WHAT THE TASK REQUIRES: Retype all of the entries that appear below, keeping them exactly as they are.

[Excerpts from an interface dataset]
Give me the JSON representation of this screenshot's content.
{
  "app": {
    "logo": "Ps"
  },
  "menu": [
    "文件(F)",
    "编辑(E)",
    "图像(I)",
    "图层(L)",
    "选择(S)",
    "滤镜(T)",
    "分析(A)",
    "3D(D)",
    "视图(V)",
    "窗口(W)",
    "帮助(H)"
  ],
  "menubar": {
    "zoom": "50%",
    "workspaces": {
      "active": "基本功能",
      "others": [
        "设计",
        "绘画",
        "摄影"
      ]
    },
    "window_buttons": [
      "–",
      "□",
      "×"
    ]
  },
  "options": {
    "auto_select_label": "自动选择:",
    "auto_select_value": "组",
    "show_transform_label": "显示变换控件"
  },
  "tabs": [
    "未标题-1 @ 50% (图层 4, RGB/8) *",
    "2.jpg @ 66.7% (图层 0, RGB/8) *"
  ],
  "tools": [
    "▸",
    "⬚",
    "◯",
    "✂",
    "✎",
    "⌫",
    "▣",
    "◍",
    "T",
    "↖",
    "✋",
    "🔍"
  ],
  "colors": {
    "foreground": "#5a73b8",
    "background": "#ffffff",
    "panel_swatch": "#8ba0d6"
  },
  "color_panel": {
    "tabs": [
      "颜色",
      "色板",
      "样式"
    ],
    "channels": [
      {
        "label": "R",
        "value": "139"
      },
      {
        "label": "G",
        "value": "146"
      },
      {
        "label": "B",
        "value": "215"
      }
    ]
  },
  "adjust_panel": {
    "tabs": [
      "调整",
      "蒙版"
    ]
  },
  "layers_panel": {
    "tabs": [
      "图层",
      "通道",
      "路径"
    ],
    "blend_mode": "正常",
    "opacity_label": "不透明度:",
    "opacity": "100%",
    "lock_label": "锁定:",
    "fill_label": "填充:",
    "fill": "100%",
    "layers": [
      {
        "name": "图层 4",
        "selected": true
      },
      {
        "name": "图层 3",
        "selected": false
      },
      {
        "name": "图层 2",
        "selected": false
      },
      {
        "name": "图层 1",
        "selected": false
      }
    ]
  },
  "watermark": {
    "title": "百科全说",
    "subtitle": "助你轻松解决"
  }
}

TASK SOLUTION:
Give me the JSON representation of this screenshot's content.
{
  "app": {
    "logo": "Ps"
  },
  "menu": [
    "文件(F)",
    "编辑(E)",
    "图像(I)",
    "图层(L)",
    "选择(S)",
    "滤镜(T)",
    "分析(A)",
    "3D(D)",
    "视图(V)",
    "窗口(W)",
    "帮助(H)"
  ],
  "menubar": {
    "zoom": "50%",
    "workspaces": {
      "active": "基本功能",
      "others": [
        "设计",
        "绘画",
        "摄影"
      ]
    },
    "window_buttons": [
      "–",
      "□",
      "×"
    ]
  },
  "options": {
    "auto_select_label": "自动选择:",
    "auto_select_value": "组",
    "show_transform_label": "显示变换控件"
  },
  "tabs": [
    "未标题-1 @ 50% (图层 4, RGB/8) *",
    "2.jpg @ 66.7% (图层 0, RGB/8) *"
  ],
  "tools": [
    "▸",
    "⬚",
    "◯",
    "✂",
    "✎",
    "⌫",
    "▣",
    "◍",
    "T",
    "↖",
    "✋",
    "🔍"
  ],
  "colors": {
    "foreground": "#5a73b8",
    "background": "#ffffff",
    "panel_swatch": "#8ba0d6"
  },
  "color_panel": {
    "tabs": [
      "颜色",
      "色板",
      "样式"
    ],
    "channels": [
      {
        "label": "R",
        "value": "139"
      },
      {
        "label": "G",
        "value": "146"
      },
      {
        "label": "B",
        "value": "215"
      }
    ]
  },
  "adjust_panel": {
    "tabs": [
      "调整",
      "蒙版"
    ]
  },
  "layers_panel": {
    "tabs": [
      "图层",
      "通道",
      "路径"
    ],
    "blend_mode": "正常",
    "opacity_label": "不透明度:",
    "opacity": "100%",
    "lock_label": "锁定:",
    "fill_label": "填充:",
    "fill": "100%",
    "layers": [
      {
        "name": "图层 4",
        "selected": true
      },
      {
        "name": "图层 3",
        "selected": false
      },
      {
        "name": "图层 2",
        "selected": false
      },
      {
        "name": "图层 1",
        "selected": false
      }
    ]
  },
  "watermark": {
    "title": "百科全说",
    "subtitle": "助你轻松解决"
  }
}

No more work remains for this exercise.